▸ REQUIREMENT
In the records below, print each line exactly and leave every image out.

(Records from a collection)
↓

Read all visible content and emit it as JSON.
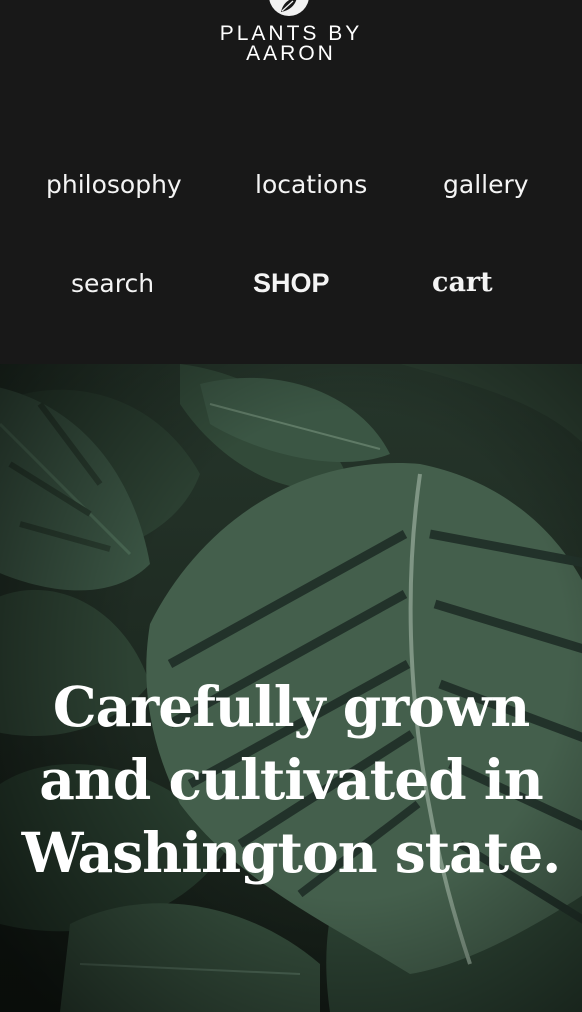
{
  "brand": {
    "line1": "PLANTS BY",
    "line2": "AARON",
    "icon": "leaf-icon"
  },
  "nav": {
    "philosophy": "philosophy",
    "locations": "locations",
    "gallery": "gallery",
    "search": "search",
    "shop": "SHOP",
    "cart": "cart"
  },
  "hero": {
    "heading": "Carefully grown and cultivated in Washington state.",
    "image": "monstera-leaves"
  },
  "colors": {
    "header_bg": "#181818",
    "text": "#ffffff",
    "leaf_green": "#3d5a46"
  }
}
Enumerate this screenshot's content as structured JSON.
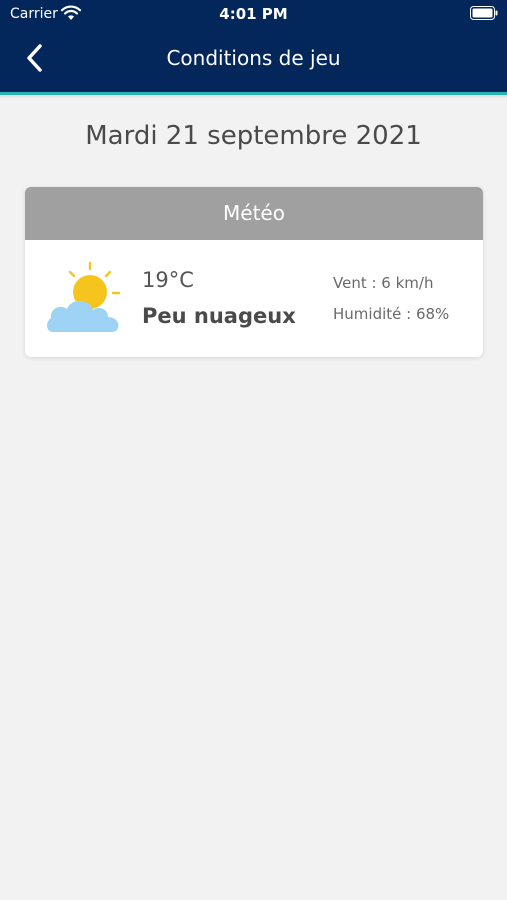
{
  "status_bar": {
    "carrier": "Carrier",
    "time": "4:01 PM"
  },
  "header": {
    "title": "Conditions de jeu",
    "back_icon": "chevron-left-icon"
  },
  "date": "Mardi 21 septembre 2021",
  "weather_card": {
    "title": "Météo",
    "icon": "partly-cloudy-icon",
    "temperature": "19°C",
    "condition": "Peu nuageux",
    "wind": "Vent : 6 km/h",
    "humidity": "Humidité : 68%"
  },
  "colors": {
    "header_bg": "#03275b",
    "header_accent": "#2bb3b3",
    "card_header_bg": "#a0a0a0",
    "page_bg": "#f2f2f2",
    "sun": "#f5c51d",
    "cloud": "#9fd3f5"
  }
}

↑

▸ RESULT BELOW
Read all visible content and emit it as JSON.
{
  "brand": {
    "line1": "PLANTS BY",
    "line2": "AARON",
    "icon": "leaf-icon"
  },
  "nav": {
    "philosophy": "philosophy",
    "locations": "locations",
    "gallery": "gallery",
    "search": "search",
    "shop": "SHOP",
    "cart": "cart"
  },
  "hero": {
    "heading": "Carefully grown and cultivated in Washington state.",
    "image": "monstera-leaves"
  },
  "colors": {
    "header_bg": "#181818",
    "text": "#ffffff",
    "leaf_green": "#3d5a46"
  }
}
Enumerate this screenshot's content as structured JSON.
{
  "status_bar": {
    "carrier": "Carrier",
    "time": "4:01 PM"
  },
  "header": {
    "title": "Conditions de jeu",
    "back_icon": "chevron-left-icon"
  },
  "date": "Mardi 21 septembre 2021",
  "weather_card": {
    "title": "Météo",
    "icon": "partly-cloudy-icon",
    "temperature": "19°C",
    "condition": "Peu nuageux",
    "wind": "Vent : 6 km/h",
    "humidity": "Humidité : 68%"
  },
  "colors": {
    "header_bg": "#03275b",
    "header_accent": "#2bb3b3",
    "card_header_bg": "#a0a0a0",
    "page_bg": "#f2f2f2",
    "sun": "#f5c51d",
    "cloud": "#9fd3f5"
  }
}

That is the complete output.